“The reason why we are interested in navigation and memory is that there are many conditions like Alzheimer’s disease, strokes, epilepsy, dementia, and even healthy aging that can affect both memory and our ability to navigate,” Ekstrom said. “So we think these are important cognitive functions to try to understand because being disoriented is panic inducing and in some cases can result in death. Teleportation is helpful to study because it can induce disorientation, even in healthy subjects, perhaps mimicking what it is like for people with diseases like Alzheimer’s when they get lost.”
Virtual reality is central to Ekstrom’s research. He explains that in the real world researchers can’t control who has already seen the environment and, therefore, can’t easily manipulate it to create disorientation. So his research uses technology supported by philanthropy to accomplish this goal.
Previous studies in virtual reality have been limited to the use of joysticks—an inadequate depiction of how humans navigate and process memory.
But now, with the $25,000 award provided by the Chancellor’s Fellows program, Ekstrom has purchased a state-of-the-art treadmill, which helps push his research to the next level. With this treadmill, subjects can turn 360 degrees, run, walk, and go both forwards and backwards, all the while being engrossed in a virtual environment.

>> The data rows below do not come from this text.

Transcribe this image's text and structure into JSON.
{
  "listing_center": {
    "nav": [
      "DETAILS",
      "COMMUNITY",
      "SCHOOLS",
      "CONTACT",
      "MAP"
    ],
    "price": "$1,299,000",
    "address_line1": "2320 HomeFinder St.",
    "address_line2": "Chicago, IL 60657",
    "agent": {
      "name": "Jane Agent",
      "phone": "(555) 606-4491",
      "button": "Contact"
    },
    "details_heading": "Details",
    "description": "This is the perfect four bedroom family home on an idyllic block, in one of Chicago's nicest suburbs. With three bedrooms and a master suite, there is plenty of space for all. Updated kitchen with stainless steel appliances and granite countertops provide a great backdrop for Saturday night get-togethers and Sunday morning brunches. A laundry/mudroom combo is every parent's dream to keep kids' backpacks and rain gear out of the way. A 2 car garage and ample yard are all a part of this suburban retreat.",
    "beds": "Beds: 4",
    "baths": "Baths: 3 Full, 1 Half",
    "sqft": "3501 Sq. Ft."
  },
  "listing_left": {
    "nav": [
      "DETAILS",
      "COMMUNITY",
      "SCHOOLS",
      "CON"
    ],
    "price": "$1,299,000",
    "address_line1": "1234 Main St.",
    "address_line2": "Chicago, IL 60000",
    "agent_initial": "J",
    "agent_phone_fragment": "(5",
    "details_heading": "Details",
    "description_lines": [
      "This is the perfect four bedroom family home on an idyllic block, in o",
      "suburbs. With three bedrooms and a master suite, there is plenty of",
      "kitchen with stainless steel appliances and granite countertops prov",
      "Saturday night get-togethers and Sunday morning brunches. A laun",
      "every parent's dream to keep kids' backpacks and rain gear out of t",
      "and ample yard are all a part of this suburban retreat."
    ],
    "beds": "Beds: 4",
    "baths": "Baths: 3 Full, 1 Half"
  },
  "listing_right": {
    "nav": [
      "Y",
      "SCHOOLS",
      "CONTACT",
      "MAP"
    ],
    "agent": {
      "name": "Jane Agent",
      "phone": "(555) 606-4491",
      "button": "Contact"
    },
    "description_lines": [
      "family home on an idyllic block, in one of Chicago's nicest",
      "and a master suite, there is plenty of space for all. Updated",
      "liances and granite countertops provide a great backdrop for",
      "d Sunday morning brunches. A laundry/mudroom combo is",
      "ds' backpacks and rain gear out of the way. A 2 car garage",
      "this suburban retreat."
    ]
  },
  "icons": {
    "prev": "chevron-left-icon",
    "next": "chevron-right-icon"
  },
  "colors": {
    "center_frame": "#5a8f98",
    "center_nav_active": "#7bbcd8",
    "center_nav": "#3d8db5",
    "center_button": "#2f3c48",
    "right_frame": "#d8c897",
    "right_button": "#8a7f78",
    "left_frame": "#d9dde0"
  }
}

“The reason why this treadmill is important is we can look at people freely walking, freely running, freely moving, while they wear goggles that display complex virtual environments,” said Ekstrom. “This allows us to completely configure the environment the way we might want, creating better experiments and, at the same time, test all sorts of interesting things about the importance of body-based functions to navigation: the feeling of your feet when you walk, what happens when you turn, etc.”
There are only a few of these treadmills in the world. Ekstrom attained it through collaboration with Research Computer Scientist Oliver Kreylos from the department of earth and planetary sciences.
“Here at UC Davis, people are really collaborative and helpful,” Ekstrom said. “So Oliver introduced us to this company called Virtualizer that had this treadmill, so we have him to thank for this early prototype.”
In addition to faculty collaborators, Ekstrom says student researchers are the core of what makes the lab successful. He works with five undergraduates and five graduate students, with two more joining him this summer.
“Risk and innovation do not happen without financial support and seed money, and the mechanisms that we have for funding from the government typically do not award these types of studies,” he said. “So without generous donations, such as those that fund the Chancellor’s Fellows award, we simply would not have the funds to do high risk but high payout studies such as our treadmill, and it’s very possible that it never would have gone anywhere without philanthropy.”